People have ridden horses for centuries, and in Colorado, there’s not much better than a horseback ride through Rocky Mountain National Park. Driving through the Front Range, you’ll see quite a few stables and horses in their pastures, and going for a ride can be a great way to explore nature. However, as with any outdoor activity, there is some risk involved and when you’re dealing with a large animal such as a horse, it’s important to exercise caution. Being thrown can result in serious spinal injuries and could significantly alter your life. At the Colorado Spine Institute (CSI) in Loveland, we can treat serious spine conditions and injuries sustained from riding a horse.
People from all over the country come to Colorado to explore the mountains, and many people do so on the back of a horse. The stables who take people out on trail rides provide horses who are used to people, but it’s important for people to be used to the horses as well. An animal that stands four to five feet tall can be intimidating, and it can be important to take the time to familiarize yourself with the horse. Trail guides will train people on how to control the reins and feel comfortable in the saddle, and the ride should be fairly easy as the group makes their way through the mountains. However, it may be necessary or required for beginner riders to wear a helmet, both for their protection and for liability purposes.

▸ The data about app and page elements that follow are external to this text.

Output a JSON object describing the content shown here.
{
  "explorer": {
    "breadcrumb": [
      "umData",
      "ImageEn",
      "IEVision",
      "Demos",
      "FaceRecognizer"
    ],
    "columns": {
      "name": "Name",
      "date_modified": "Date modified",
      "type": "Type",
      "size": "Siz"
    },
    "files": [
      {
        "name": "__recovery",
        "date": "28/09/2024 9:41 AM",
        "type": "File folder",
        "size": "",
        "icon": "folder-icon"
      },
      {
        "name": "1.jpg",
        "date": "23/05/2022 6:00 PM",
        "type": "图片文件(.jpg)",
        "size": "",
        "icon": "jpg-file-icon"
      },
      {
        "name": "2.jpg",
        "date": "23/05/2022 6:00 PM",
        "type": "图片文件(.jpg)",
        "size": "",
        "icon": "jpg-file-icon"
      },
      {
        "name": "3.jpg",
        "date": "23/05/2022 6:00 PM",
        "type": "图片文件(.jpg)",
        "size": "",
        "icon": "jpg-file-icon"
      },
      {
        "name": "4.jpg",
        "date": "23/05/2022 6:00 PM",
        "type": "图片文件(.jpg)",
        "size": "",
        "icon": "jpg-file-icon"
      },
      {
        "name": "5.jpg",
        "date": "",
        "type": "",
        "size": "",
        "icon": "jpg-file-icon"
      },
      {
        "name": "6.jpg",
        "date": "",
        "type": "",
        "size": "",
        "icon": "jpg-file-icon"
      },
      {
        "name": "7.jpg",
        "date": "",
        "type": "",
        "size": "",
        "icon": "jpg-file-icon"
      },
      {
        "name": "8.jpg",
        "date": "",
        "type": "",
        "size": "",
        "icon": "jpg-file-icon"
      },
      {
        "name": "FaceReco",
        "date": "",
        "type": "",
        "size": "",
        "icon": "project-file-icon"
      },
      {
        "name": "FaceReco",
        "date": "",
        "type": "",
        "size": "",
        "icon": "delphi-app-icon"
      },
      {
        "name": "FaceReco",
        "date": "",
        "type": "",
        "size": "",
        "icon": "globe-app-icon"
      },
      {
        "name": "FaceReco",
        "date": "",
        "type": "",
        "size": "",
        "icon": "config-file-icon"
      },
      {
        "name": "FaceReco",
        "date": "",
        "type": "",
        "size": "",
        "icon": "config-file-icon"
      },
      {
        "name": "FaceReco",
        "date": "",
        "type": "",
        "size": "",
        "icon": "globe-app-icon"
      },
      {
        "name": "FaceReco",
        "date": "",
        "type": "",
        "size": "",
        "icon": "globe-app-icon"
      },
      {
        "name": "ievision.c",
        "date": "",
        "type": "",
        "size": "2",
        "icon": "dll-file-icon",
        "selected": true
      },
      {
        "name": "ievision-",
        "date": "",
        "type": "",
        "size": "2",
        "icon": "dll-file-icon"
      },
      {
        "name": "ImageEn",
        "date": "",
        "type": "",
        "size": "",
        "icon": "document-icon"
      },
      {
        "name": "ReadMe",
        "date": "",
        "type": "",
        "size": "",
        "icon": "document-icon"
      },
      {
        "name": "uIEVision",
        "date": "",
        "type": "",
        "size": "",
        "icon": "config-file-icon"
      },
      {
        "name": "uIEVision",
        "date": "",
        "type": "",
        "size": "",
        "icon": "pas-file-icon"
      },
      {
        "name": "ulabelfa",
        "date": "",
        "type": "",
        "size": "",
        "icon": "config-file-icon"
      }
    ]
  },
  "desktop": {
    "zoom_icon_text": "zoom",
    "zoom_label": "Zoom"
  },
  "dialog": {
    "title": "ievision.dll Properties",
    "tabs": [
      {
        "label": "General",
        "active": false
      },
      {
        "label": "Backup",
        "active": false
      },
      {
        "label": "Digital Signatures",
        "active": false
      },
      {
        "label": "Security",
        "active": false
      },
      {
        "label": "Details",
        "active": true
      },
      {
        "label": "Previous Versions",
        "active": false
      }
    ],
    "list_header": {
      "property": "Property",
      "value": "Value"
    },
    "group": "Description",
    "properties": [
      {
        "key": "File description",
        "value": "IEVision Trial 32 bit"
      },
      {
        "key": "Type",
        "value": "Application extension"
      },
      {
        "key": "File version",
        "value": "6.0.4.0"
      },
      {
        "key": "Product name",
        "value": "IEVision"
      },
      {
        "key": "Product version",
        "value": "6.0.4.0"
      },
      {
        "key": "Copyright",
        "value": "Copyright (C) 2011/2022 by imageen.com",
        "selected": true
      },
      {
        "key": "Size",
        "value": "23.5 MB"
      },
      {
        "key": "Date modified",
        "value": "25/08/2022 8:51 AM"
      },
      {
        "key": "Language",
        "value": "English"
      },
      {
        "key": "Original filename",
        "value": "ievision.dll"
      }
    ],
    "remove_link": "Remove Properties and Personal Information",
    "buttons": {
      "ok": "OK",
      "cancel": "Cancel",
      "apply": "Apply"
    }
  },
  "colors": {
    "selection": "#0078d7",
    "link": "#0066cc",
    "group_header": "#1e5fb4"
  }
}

Head and Neck Injuries
While many people simply worry about being “saddle sore” after a few hours on the trail, there is always the risk of a head or neck injury while riding a horse. If a horse is spooked or decides to bolt for some reason, the rider can be thrown or fall from the saddle, landing on their neck or back. More experienced riders may know how to stay in the saddle and stop a scared horse, but beginner riders won’t have the same knowledge or reaction time as someone who’s spent countless hours on a horse. A person of average height sitting on a horse can have their head approximately 13 feet in the air, and if a horse rears and the person is thrown, that can be long fall to the ground. With millions of people riding horses each year, the number of injuries can be quite high.
At CSI in Loveland, we’ve treated many patients who have been injured during outdoor sports or activities. Horseback riding can be a very fun and fulfilling activity, but it’s important to understand the risks involved when climbing onto a living, breathing animal. There are those in Colorado who rely on horses for their livelihood, and they treat their animals with love and respect. If you’ve been injured while riding a horse, or you have a pre-existing spinal condition and you want to know if you can ride a horse, please visit us today. We’ll gladly answer your questions and help you find the best way to do this and other outdoor activities.